Full of Brooklyn pride, I wrote a love letter to Brooklyn for the last issue of my zine Indulgence, which I put out in 2008. “If Brooklyn were not attached to the rest of New York it would still be among the largest cities in the United States. I’ve been living here for six years. That doesn’t make me a local, but it means I have grown to appreciate my borough through all my early-to mid-to late twenties ups and downs. Brooklyn is my immediate reality and my basis of comparison. Brooklyn feels at times just as much like a small town, an industrial landscape, and even, suburban.”
I think it is E.B. White who describes New York best, so I’m going to leave you with his words. My mother gave me Here is New York for Christmas after I’d been living here for 4 years. I was struck by how this little book, written about New York in the Forites, captures the New York I experience every day.
The opening: “There are roughly three New Yorks. There is, first, the New York of the man or woman who was born there, who takes the city for granted and accepts its size, its turbulence as natural and inevitable. Second, there is the New York of the commuter–the city that is devoured by locusts each day and spat out each night. Third, there is New York of the person who was born somewhere else and came to New York in quest of something. Of these trembling cities the greatest is the last–the city of final destination, the city that is a goal. It is this third city that accounts for New York’s high strung disposition, its poetical deportment, its dedication to the arts, and its incomparable achievements.”
And the closing:
“The city, for the first time in its long history, is destructible. A single flight of planes no bigger than a wedge of geese can quickly end this island fantasy, burn the towers, crumble the bridges, turn the underground passages into lethal chambers, cremate the millions. The intimation of mortality is part of New York now; in the sounds of jets overhead, in the black headlines of the latest editions.

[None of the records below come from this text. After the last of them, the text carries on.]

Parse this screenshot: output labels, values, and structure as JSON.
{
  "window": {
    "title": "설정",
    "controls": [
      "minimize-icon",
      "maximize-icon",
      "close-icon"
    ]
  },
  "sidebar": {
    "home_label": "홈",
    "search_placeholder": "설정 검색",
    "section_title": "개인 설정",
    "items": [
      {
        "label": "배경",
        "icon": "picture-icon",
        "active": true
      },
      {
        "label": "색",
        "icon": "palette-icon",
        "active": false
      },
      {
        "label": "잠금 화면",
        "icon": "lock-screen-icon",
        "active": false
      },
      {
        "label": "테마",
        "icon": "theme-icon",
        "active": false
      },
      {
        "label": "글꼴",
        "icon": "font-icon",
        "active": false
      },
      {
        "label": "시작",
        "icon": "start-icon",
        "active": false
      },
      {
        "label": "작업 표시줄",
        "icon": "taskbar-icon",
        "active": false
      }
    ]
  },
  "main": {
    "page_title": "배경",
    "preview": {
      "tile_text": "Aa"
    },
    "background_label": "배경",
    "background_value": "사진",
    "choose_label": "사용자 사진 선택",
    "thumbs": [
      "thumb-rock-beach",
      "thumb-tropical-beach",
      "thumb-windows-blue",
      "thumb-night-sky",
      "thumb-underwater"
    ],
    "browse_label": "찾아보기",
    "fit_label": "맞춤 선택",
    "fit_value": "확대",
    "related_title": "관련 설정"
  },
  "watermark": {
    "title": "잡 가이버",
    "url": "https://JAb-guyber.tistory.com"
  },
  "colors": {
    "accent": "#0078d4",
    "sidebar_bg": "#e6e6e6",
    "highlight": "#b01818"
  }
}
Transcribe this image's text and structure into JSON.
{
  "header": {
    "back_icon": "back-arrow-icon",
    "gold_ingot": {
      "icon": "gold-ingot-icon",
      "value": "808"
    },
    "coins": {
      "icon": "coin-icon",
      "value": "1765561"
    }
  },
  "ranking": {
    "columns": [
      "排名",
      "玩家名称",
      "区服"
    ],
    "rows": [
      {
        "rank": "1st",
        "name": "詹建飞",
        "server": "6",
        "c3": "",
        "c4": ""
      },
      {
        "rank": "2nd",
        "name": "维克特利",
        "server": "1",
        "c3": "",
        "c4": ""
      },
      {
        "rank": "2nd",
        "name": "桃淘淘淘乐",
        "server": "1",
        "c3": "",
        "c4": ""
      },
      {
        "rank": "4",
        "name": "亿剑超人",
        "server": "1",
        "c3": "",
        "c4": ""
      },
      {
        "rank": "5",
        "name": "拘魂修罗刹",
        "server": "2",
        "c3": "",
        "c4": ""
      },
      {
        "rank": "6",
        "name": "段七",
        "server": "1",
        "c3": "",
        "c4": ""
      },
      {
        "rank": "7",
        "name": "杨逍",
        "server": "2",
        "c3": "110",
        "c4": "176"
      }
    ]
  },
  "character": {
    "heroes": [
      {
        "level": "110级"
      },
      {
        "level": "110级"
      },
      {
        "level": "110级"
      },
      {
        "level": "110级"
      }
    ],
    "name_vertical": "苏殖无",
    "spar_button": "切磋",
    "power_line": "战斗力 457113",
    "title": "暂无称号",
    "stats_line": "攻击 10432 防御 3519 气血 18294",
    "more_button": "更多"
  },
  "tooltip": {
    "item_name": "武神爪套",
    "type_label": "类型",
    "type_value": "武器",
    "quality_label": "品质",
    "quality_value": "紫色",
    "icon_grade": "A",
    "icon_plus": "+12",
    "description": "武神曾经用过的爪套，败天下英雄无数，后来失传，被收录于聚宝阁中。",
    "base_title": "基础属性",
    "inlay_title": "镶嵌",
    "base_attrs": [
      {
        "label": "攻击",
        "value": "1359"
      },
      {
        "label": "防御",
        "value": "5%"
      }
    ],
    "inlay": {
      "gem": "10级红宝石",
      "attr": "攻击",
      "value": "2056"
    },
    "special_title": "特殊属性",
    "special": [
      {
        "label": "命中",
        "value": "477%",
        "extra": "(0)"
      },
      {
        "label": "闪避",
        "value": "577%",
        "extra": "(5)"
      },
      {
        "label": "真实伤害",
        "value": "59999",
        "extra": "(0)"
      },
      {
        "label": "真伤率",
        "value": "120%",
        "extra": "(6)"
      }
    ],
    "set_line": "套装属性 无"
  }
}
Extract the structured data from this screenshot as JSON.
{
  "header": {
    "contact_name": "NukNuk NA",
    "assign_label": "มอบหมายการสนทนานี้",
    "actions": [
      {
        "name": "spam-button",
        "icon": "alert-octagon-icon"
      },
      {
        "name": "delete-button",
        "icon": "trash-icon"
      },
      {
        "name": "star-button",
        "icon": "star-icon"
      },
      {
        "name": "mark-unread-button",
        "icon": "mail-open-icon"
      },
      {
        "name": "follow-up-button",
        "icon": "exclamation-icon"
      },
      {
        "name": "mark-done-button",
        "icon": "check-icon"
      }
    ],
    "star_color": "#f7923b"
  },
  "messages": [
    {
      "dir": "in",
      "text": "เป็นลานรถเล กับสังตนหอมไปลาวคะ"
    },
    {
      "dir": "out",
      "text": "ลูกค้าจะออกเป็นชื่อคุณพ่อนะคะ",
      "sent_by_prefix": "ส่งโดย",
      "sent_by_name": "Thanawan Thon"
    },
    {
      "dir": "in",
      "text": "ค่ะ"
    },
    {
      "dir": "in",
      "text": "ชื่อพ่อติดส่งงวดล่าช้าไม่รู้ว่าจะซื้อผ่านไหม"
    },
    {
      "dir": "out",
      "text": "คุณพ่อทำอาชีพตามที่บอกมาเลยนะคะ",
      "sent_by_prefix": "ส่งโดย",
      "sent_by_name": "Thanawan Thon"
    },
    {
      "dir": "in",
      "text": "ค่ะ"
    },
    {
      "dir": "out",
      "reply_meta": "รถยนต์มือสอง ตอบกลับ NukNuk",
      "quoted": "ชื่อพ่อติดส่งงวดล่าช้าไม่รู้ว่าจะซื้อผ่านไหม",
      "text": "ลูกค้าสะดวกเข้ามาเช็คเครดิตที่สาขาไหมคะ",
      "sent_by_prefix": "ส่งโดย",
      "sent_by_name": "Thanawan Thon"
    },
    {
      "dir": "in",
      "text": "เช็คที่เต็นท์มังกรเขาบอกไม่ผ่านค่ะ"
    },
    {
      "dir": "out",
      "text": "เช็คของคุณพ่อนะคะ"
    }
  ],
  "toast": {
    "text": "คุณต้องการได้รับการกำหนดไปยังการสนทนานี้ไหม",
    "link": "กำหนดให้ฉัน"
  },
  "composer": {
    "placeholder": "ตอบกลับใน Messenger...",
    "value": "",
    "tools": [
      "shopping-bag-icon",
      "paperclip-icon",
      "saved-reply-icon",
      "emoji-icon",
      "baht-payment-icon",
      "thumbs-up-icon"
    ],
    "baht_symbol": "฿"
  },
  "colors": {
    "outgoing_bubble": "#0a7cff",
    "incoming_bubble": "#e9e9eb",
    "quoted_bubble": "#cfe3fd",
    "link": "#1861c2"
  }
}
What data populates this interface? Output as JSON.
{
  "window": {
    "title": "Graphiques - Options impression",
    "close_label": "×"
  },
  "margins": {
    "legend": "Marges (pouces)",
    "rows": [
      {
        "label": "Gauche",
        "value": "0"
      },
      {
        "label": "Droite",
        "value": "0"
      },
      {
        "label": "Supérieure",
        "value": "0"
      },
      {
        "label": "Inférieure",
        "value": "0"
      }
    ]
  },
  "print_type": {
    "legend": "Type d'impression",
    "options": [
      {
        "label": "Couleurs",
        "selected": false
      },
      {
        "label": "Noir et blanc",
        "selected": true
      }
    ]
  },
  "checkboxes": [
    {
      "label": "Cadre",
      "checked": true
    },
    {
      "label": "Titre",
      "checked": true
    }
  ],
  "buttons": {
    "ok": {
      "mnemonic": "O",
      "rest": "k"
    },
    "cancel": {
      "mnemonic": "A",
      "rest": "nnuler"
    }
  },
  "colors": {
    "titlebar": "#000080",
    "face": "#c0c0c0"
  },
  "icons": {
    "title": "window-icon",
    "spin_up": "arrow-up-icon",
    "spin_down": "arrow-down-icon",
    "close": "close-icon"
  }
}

All dwellers in cities must live with the stubborn fact of annihilation; in New York the fact is somewhat more concentrated because of the concentration of the city itself, and because, of all targets, New York has a certain clear priority. In the mind of whatever perverted dreamer might loose the lightning, New York must hold a steady, irresistible charm.”
Thank you, Mr. White. And here’s to another ten years.